David Quinton has always had an interest in local history and was a previous secretary of the Fort Cumberland Guard. He saw a plaque in an antiques shop in Bognor Regis which he recognised so bought it for the princely sum ofÂ Â£60.
The plaque was largeÂ but he got it home and researched its origin. The plaque was presentedÂ to the National Museum in Canberra, Australia, by the Lord Mayor of Portsmouth, CouncillorÂ Dennis Connors. on January 26,Â 1968. It marksÂ the sailing of the First Fleet to Australia in 1787-88.
David found aÂ reference in the city's recordsÂ which reported that the lord mayor wasÂ accompanied by a member of the Fort Cumberland Guard.
David contacted Syd Rapson, himself a former lord mayor and vice-president of the Britain Australia Society (Portsmouth Branch) and the Portsmouth-Sydney Sister City Link, who then reported it to chairmanÂ Brian Hall who organised Portsmouth's re-enactment of the First Fleet sailing in 1989 when he was the council's director of leisure.
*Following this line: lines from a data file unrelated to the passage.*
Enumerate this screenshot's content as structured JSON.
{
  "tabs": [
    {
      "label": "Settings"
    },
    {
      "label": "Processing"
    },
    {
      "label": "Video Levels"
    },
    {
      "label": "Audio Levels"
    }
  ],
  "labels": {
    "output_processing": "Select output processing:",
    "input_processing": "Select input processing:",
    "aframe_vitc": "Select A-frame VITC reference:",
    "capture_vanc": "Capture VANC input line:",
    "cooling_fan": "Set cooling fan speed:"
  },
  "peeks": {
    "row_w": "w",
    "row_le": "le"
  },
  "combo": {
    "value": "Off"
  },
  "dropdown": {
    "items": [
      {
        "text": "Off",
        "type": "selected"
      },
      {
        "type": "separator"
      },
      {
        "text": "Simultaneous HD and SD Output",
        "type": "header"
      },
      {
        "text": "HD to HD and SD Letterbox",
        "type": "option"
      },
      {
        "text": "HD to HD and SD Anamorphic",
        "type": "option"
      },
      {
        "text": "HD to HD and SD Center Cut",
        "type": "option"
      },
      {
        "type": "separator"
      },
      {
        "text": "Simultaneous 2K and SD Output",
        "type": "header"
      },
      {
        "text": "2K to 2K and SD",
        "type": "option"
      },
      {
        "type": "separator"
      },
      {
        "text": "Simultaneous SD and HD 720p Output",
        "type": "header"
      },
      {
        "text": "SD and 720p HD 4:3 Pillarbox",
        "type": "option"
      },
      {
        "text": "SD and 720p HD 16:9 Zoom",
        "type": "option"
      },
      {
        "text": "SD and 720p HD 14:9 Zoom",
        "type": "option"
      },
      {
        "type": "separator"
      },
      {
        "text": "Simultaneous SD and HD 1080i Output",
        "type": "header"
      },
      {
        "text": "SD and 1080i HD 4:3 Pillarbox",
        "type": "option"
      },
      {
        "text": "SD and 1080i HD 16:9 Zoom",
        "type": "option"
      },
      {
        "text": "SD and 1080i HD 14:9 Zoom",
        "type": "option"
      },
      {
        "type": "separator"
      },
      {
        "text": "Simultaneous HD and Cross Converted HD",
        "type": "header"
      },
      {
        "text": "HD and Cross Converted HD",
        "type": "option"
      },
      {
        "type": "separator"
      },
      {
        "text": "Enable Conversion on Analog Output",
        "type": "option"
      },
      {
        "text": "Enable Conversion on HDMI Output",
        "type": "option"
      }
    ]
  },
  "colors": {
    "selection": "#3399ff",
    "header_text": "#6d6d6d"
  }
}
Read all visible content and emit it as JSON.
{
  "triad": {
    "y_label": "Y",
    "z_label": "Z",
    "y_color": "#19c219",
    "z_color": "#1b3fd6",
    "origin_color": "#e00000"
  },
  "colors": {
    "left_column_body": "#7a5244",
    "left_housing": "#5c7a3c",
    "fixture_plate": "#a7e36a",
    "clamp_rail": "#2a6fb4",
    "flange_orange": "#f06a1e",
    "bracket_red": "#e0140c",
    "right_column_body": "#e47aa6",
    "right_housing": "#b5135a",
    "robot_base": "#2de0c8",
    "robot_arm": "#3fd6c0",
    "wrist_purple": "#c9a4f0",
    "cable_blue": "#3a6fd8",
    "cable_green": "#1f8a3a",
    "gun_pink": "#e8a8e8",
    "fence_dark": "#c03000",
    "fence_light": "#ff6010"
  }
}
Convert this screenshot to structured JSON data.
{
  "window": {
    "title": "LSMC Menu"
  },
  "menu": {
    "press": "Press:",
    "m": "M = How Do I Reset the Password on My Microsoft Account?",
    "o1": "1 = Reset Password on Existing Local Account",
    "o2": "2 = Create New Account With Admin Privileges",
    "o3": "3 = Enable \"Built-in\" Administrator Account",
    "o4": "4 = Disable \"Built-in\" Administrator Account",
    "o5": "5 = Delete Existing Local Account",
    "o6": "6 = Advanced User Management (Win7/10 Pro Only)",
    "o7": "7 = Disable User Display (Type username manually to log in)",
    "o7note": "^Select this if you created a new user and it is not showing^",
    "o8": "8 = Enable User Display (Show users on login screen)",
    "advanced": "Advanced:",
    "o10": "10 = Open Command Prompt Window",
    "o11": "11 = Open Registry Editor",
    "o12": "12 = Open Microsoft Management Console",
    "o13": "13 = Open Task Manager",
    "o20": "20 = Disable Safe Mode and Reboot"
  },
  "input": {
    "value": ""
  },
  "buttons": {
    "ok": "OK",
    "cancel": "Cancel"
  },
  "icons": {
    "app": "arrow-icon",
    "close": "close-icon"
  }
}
They met and decided to investigateÂ how theÂ plaque was taken from Canberra and ended up in Bognor.
Jane Mee, the head of Portsmouth museum services, is now contactingÂ her counterpart in Canberra to see if they want it back or whether it should beÂ displayed in Portsmouth.Â
David QuintonÂ wants itÂ displayed here as it is part of our history and marked the voyage of convicts and settlers who created modern day Australia. I wonderÂ if the plaque is a replica as I cannot see Australia getting rid of something like this. If not and anyone knows how it gotÂ back to England, we'd allÂ like to know. Thanks to Syd Rapson for the photographs.
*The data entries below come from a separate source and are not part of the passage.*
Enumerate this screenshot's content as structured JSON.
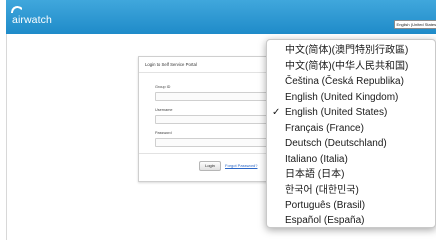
{
  "header": {
    "logo_text": "airwatch",
    "language_button": "English (United States)",
    "brand_color": "#2596d3"
  },
  "login": {
    "title": "Login to Self Service Portal",
    "group_id_label": "Group ID",
    "username_label": "Username",
    "password_label": "Password",
    "login_button": "Login",
    "forgot_link": "Forgot Password?"
  },
  "language_menu": {
    "items": [
      {
        "label": "中文(简体)(澳門特別行政區)",
        "selected": false
      },
      {
        "label": "中文(简体)(中华人民共和国)",
        "selected": false
      },
      {
        "label": "Čeština (Česká Republika)",
        "selected": false
      },
      {
        "label": "English (United Kingdom)",
        "selected": false
      },
      {
        "label": "English (United States)",
        "selected": true
      },
      {
        "label": "Français (France)",
        "selected": false
      },
      {
        "label": "Deutsch (Deutschland)",
        "selected": false
      },
      {
        "label": "Italiano (Italia)",
        "selected": false
      },
      {
        "label": "日本語 (日本)",
        "selected": false
      },
      {
        "label": "한국어 (대한민국)",
        "selected": false
      },
      {
        "label": "Português (Brasil)",
        "selected": false
      },
      {
        "label": "Español (España)",
        "selected": false
      }
    ],
    "check_glyph": "✓"
  }
}
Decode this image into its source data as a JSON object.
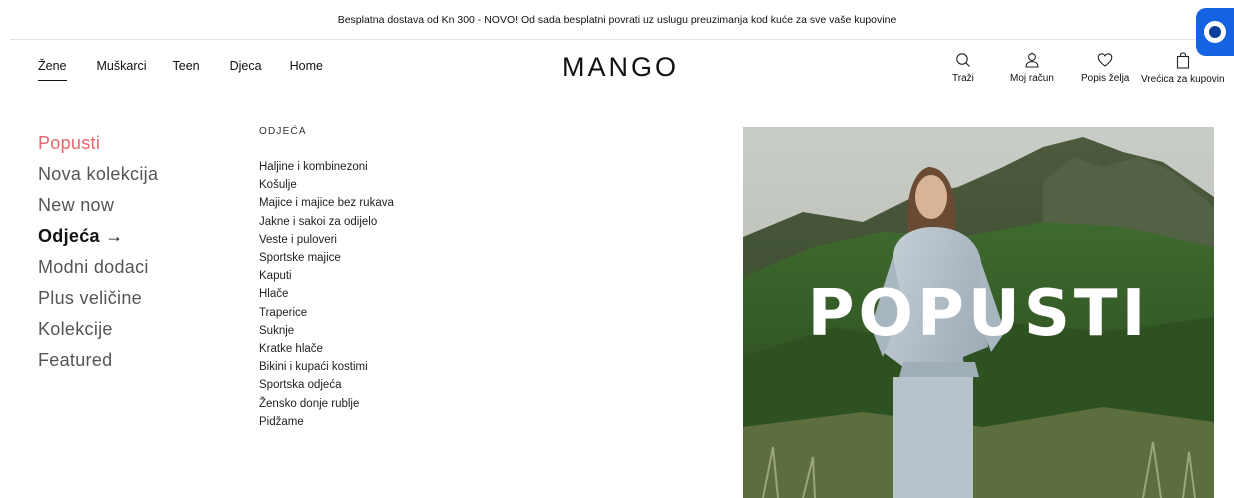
{
  "promo": {
    "text": "Besplatna dostava od Kn 300 - NOVO! Od sada besplatni povrati uz uslugu preuzimanja kod kuće za sve vaše kupovine"
  },
  "nav": {
    "items": [
      "Žene",
      "Muškarci",
      "Teen",
      "Djeca",
      "Home"
    ],
    "active": "Žene"
  },
  "logo": "MANGO",
  "utility": {
    "search": "Traži",
    "account": "Moj račun",
    "wishlist": "Popis želja",
    "bag": "Vrećica za kupovin"
  },
  "categories": [
    "Popusti",
    "Nova kolekcija",
    "New now",
    "Odjeća →",
    "Modni dodaci",
    "Plus veličine",
    "Kolekcije",
    "Featured"
  ],
  "submenu": {
    "heading": "ODJEĆA",
    "items": [
      "Haljine i kombinezoni",
      "Košulje",
      "Majice i majice bez rukava",
      "Jakne i sakoi za odijelo",
      "Veste i puloveri",
      "Sportske majice",
      "Kaputi",
      "Hlače",
      "Traperice",
      "Suknje",
      "Kratke hlače",
      "Bikini i kupaći kostimi",
      "Sportska odjeća",
      "Žensko donje rublje",
      "Pidžame"
    ]
  },
  "hero": {
    "title": "POPUSTI"
  },
  "icons": {
    "search": "search-icon",
    "account": "user-icon",
    "wishlist": "heart-icon",
    "bag": "shopping-bag-icon",
    "badge": "app-badge-icon"
  },
  "colors": {
    "sale": "#e8656c",
    "badge": "#1463e3"
  }
}
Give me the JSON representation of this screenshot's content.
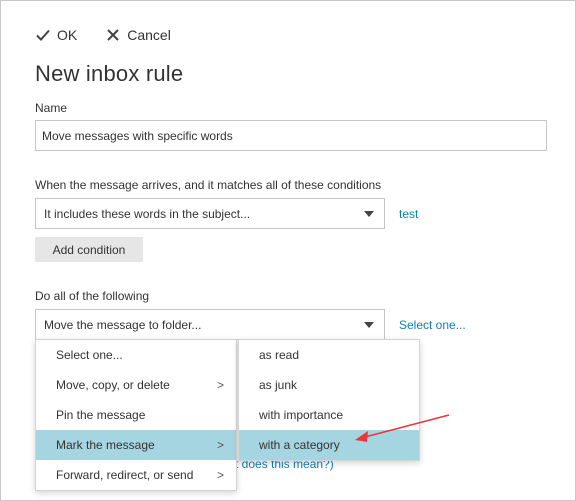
{
  "toolbar": {
    "ok_label": "OK",
    "cancel_label": "Cancel"
  },
  "page": {
    "title": "New inbox rule"
  },
  "name_field": {
    "label": "Name",
    "value": "Move messages with specific words"
  },
  "conditions": {
    "label": "When the message arrives, and it matches all of these conditions",
    "selected": "It includes these words in the subject...",
    "test_link": "test",
    "add_condition_label": "Add condition"
  },
  "actions": {
    "label": "Do all of the following",
    "selected": "Move the message to folder...",
    "select_link": "Select one..."
  },
  "action_menu": {
    "items": [
      {
        "label": "Select one...",
        "has_submenu": false
      },
      {
        "label": "Move, copy, or delete",
        "has_submenu": true,
        "chevron": ">"
      },
      {
        "label": "Pin the message",
        "has_submenu": false
      },
      {
        "label": "Mark the message",
        "has_submenu": true,
        "chevron": ">"
      },
      {
        "label": "Forward, redirect, or send",
        "has_submenu": true,
        "chevron": ">"
      }
    ],
    "active_index": 3
  },
  "mark_submenu": {
    "items": [
      {
        "label": "as read"
      },
      {
        "label": "as junk"
      },
      {
        "label": "with importance"
      },
      {
        "label": "with a category"
      }
    ],
    "active_index": 3
  },
  "background_link": {
    "label": "t does this mean?)"
  },
  "colors": {
    "link": "#0f7fb8",
    "highlight": "#a6d5e2",
    "annotation_arrow": "#e8383d"
  }
}
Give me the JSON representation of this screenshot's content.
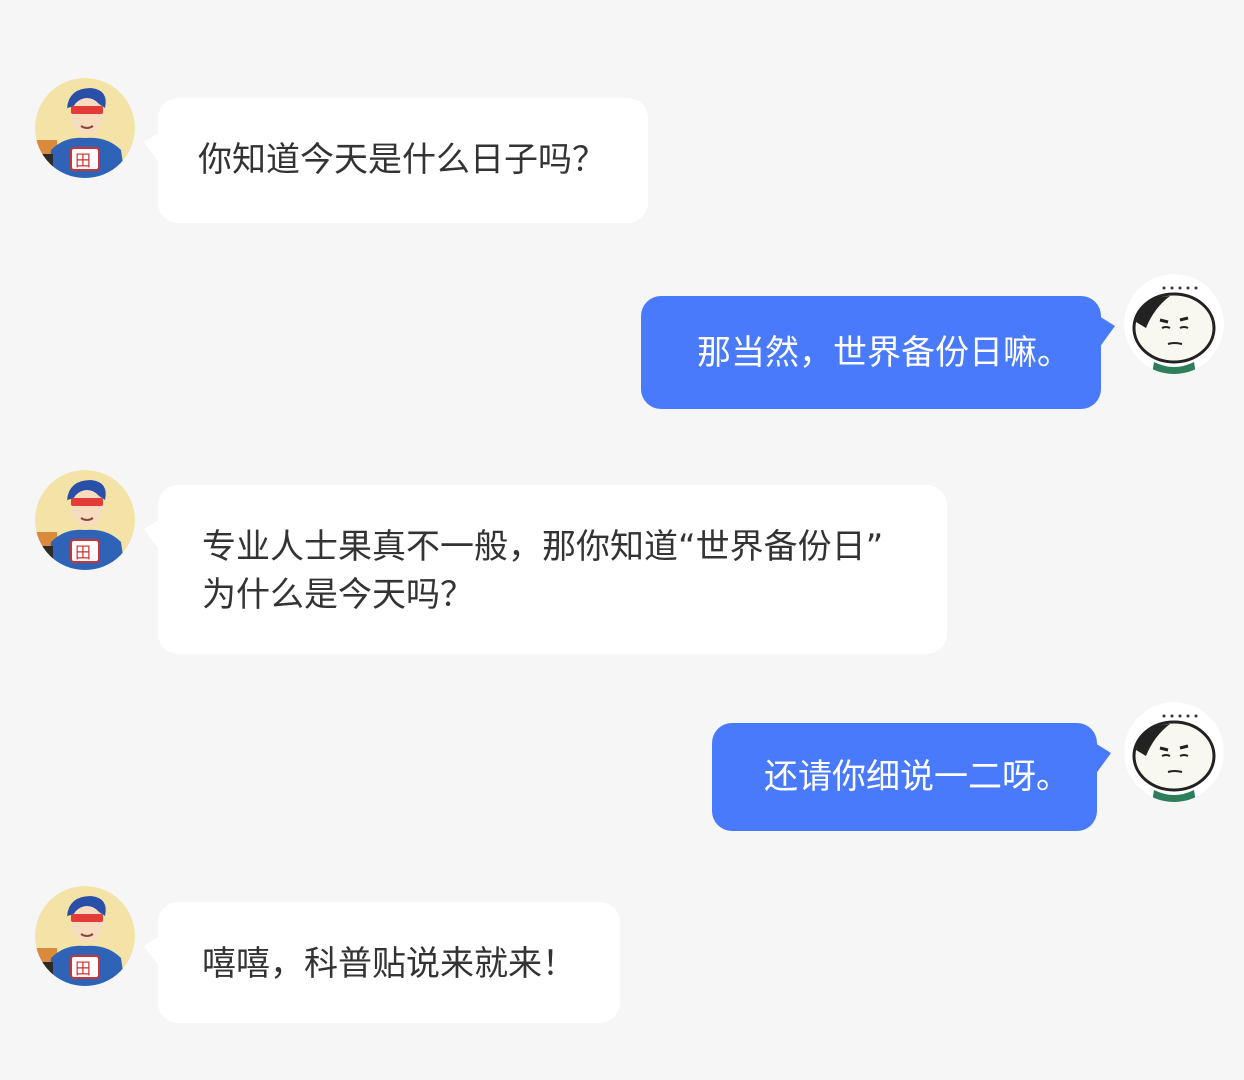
{
  "theme": {
    "background": "#f6f6f6",
    "incoming_bubble": "#ffffff",
    "outgoing_bubble": "#4a7afc",
    "incoming_text": "#333333",
    "outgoing_text": "#ffffff"
  },
  "avatars": {
    "incoming": "superhero-avatar",
    "outgoing": "meme-face-avatar"
  },
  "messages": [
    {
      "side": "incoming",
      "lines": [
        "你知道今天是什么日子吗？"
      ]
    },
    {
      "side": "outgoing",
      "lines": [
        "那当然，世界备份日嘛。"
      ]
    },
    {
      "side": "incoming",
      "lines": [
        "专业人士果真不一般，那你知道“世界备份日”",
        "为什么是今天吗？"
      ]
    },
    {
      "side": "outgoing",
      "lines": [
        "还请你细说一二呀。"
      ]
    },
    {
      "side": "incoming",
      "lines": [
        "嘻嘻，科普贴说来就来！"
      ]
    }
  ]
}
'¢ A fortnight ago I usedÂ a photo of HMA Ships Australia and Canberra alongside South Railway Jetty in the dockyard.
Before the ships sailed a dance was held in the Guildhall and a womanÂ living in Croydon received an invitation. Rod Guyatt's aunt, Olive, then about 21, was the lucky lady and he has kept the card. HeÂ has no idea why she was invited.Â There was to be non-stop dancing from 8pm toÂ 2am.
'¢Â All dressed up for the 1952 Gosport carnival is Robert Habens. His father, TedÂ , dressed him and the tricycle as Old Joe the Windmill Man who sold hand-held windmills for 2d. It was taken outsideÂ 40, Avery Lane, Gosport.Â Â
Twenty years later Robert had a girlfriend called Linda Day. He was looking here to see if she wasÂ in recent Portsmouth carnival photos. Linda came from Liverpool and worked as a croupier atÂ Club Tiberius,Â Southsea. She dared not tell her mum she workedÂ in a casino so when she wrote home she said she worked in a telephone exchange.